» **EXERCISE BRIEF**: Please work out how many lines include the word "Collection" in the entries, and reply with only the count.
══ SOURCE DATA ══
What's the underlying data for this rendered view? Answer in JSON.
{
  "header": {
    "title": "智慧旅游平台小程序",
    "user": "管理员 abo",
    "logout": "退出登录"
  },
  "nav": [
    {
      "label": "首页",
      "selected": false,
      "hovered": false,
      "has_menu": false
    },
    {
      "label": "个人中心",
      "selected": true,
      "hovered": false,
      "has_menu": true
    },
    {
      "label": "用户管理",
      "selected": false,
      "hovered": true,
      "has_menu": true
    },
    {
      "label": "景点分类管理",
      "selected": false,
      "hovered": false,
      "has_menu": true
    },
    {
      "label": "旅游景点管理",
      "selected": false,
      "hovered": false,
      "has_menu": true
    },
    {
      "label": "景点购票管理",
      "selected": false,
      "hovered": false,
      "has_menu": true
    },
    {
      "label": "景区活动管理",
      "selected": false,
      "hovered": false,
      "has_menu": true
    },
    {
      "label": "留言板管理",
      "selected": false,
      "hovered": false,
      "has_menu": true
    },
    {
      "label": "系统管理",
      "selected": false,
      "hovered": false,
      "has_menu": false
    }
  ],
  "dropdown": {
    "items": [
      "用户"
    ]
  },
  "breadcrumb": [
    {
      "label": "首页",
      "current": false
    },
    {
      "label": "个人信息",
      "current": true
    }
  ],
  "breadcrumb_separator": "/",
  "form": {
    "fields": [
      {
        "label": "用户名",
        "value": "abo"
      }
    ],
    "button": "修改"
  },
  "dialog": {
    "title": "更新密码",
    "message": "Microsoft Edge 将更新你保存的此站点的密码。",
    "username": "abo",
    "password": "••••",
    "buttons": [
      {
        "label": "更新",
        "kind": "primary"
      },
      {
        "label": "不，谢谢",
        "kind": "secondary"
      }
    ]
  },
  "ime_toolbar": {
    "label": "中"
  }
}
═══
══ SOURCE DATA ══
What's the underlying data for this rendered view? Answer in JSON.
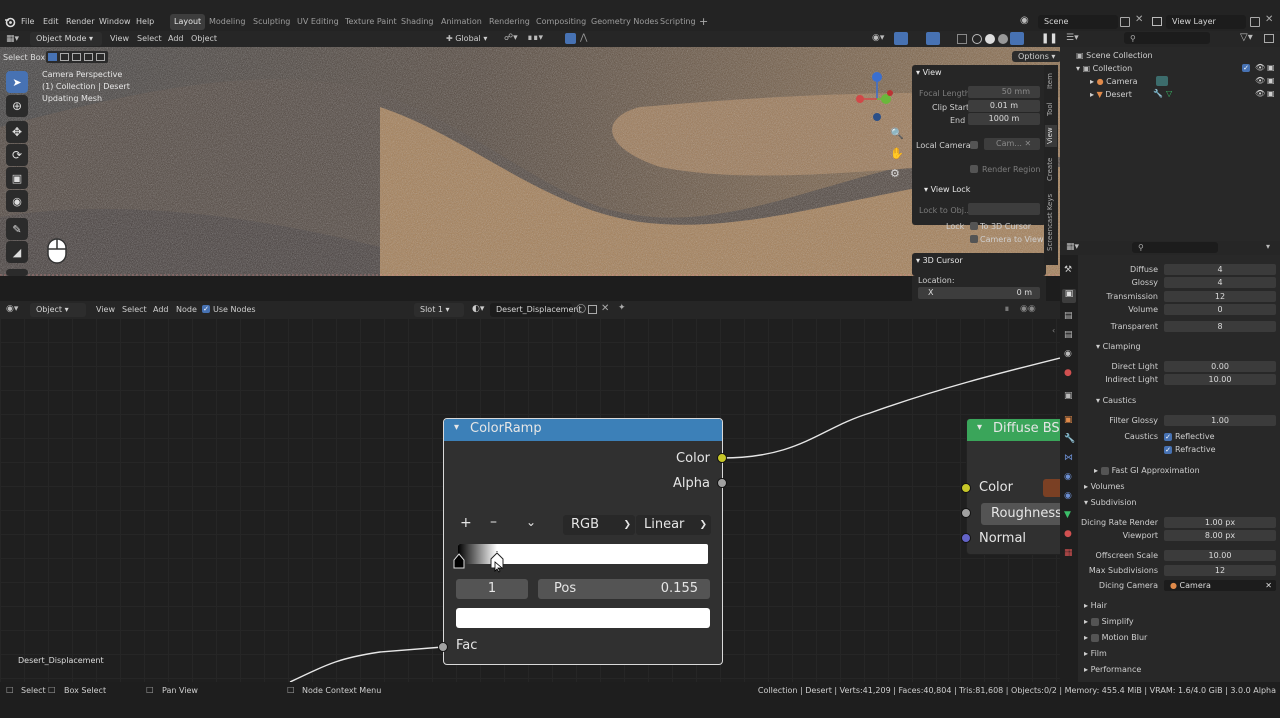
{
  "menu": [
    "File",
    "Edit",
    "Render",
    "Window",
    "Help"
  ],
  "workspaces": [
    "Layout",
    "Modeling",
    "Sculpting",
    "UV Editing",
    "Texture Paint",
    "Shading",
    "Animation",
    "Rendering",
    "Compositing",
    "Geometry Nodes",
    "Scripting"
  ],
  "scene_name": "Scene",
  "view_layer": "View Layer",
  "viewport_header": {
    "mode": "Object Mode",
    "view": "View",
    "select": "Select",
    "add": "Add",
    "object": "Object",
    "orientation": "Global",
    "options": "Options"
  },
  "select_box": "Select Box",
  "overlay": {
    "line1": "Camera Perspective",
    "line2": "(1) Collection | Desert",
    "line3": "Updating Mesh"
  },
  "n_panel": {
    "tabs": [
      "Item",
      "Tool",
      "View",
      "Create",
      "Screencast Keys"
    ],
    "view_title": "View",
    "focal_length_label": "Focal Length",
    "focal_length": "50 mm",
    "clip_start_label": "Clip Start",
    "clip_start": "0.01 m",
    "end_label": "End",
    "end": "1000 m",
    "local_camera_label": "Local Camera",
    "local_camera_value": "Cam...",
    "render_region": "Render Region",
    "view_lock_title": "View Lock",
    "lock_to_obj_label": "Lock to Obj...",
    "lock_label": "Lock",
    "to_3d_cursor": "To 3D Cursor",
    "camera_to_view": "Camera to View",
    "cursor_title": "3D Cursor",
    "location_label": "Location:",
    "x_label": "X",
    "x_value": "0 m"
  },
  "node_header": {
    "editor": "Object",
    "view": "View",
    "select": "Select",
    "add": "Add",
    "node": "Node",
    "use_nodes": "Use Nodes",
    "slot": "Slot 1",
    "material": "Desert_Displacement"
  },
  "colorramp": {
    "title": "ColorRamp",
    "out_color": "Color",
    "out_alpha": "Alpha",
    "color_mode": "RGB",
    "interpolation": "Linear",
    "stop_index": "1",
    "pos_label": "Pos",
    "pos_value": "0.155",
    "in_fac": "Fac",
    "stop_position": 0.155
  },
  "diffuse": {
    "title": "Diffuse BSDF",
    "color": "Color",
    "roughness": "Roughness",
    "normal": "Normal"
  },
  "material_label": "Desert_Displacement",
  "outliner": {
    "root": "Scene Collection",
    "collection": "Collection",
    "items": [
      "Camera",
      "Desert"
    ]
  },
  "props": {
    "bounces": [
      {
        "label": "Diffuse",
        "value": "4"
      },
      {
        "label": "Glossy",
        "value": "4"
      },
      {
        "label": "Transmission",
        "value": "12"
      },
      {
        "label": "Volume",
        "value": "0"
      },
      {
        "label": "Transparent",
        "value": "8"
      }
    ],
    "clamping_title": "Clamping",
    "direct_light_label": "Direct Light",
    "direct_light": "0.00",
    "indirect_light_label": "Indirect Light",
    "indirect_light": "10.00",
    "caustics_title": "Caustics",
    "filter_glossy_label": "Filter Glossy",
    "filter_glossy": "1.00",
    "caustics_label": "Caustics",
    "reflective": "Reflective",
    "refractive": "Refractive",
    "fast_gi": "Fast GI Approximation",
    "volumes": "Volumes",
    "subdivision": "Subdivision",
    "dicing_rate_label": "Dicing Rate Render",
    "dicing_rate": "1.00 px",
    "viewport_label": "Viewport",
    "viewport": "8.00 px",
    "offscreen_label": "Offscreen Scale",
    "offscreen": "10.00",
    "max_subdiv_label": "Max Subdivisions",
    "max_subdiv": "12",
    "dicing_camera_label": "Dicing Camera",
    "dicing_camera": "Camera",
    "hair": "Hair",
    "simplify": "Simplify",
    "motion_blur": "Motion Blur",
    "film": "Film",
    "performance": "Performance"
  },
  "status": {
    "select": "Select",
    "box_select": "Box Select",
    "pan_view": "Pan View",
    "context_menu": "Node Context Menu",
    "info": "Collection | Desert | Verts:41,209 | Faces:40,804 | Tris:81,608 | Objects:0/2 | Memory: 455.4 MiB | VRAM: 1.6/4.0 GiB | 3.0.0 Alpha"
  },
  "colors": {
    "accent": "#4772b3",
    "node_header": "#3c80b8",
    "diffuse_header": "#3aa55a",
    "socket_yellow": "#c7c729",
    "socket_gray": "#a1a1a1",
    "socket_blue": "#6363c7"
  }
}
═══
» **RESPONSE TO THIS EXERCISE**: 4